Jim Mattis sees opportunity for talks if North Korea halts missile tests, development

Mattis (above) said the US military was closely watching why there had been no missile launches recently.
Mattis (above) said the US military was closely watching why there had been no missile launches recently.PHOTO: EPA-EFE

COLORADO SPRINGS, Colorado (REUTERS) - US Defence Secretary Jim Mattis said on Thursday (Nov 16) there could be an opportunity for talks between North Korea and the United States if Pyongyang stopped testing and developing its nuclear and missile programmes.

“So long as they stop testing, stop developing, they don’t export their weapons, there would be opportunity for talks,” Mattis told reporters on a military plane.

While Washington has said that all options, including military, are on the table in dealing with North Korea, it has stressed its preference is for a diplomatic solution.

Visiting Seoul last week, US President Donald Trump warned North Korea he was prepared to use the full range of American military power to stop any attack, but also urged Pyongyang to “make a deal.”

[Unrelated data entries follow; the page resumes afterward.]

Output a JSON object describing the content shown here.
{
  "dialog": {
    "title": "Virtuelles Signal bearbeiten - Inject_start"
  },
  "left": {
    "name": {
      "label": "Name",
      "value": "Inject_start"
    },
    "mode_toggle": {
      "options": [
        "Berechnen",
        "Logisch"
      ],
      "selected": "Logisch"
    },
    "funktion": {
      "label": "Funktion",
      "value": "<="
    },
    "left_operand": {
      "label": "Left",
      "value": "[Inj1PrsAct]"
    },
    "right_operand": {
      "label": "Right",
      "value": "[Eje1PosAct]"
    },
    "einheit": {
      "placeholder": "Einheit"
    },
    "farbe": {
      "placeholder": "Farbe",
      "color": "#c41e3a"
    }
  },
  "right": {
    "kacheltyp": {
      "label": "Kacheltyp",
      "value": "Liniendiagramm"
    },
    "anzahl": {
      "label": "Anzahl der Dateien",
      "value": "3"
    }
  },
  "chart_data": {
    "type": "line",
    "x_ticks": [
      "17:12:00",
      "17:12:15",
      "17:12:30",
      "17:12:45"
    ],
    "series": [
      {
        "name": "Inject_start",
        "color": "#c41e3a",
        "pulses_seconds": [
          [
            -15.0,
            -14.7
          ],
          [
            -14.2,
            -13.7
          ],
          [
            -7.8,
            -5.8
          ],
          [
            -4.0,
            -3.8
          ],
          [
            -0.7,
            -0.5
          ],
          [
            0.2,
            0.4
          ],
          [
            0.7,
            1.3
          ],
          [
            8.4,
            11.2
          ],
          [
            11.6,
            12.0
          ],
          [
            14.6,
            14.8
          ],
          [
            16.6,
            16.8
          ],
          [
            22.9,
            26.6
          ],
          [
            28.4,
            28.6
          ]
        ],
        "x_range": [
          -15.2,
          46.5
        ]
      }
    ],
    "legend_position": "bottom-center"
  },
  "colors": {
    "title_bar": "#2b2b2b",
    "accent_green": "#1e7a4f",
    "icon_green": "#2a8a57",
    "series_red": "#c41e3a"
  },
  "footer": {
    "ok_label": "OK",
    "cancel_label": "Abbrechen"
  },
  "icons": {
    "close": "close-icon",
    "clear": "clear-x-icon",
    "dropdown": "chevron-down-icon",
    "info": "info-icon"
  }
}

Trump, who had previously called negotiations with North Korea a waste of time, has offered no clear path to talks. Pyongyang has made clear it has little interest in negotiations, at least until it has developed a nuclear-tipped missile capable of hitting the US mainland.

The last North Korean missile test was carried out almost two months ago, but US officials say they have seen no signs that Pyongyang has stopped development.

Mattis said the US military was closely watching why there had been no missile launches recently, but declined to give potential reasons for it.

 

There are concerns in South Korea that any potential US strikes against North Korea’s nuclear and missile programmes could provoke devastating North Korean retaliation against South Korea.

Earlier this week, a senior South Korean official said Trump should “under no circumstances” take military action against North Korea without the consent of the government in Seoul.

In Colorado, Mattis will visit the US Northern Command and the North American Aerospace Defence Command (Norad), which are responsible for homeland defence, including tracking and potentially intercepting North Korean missiles.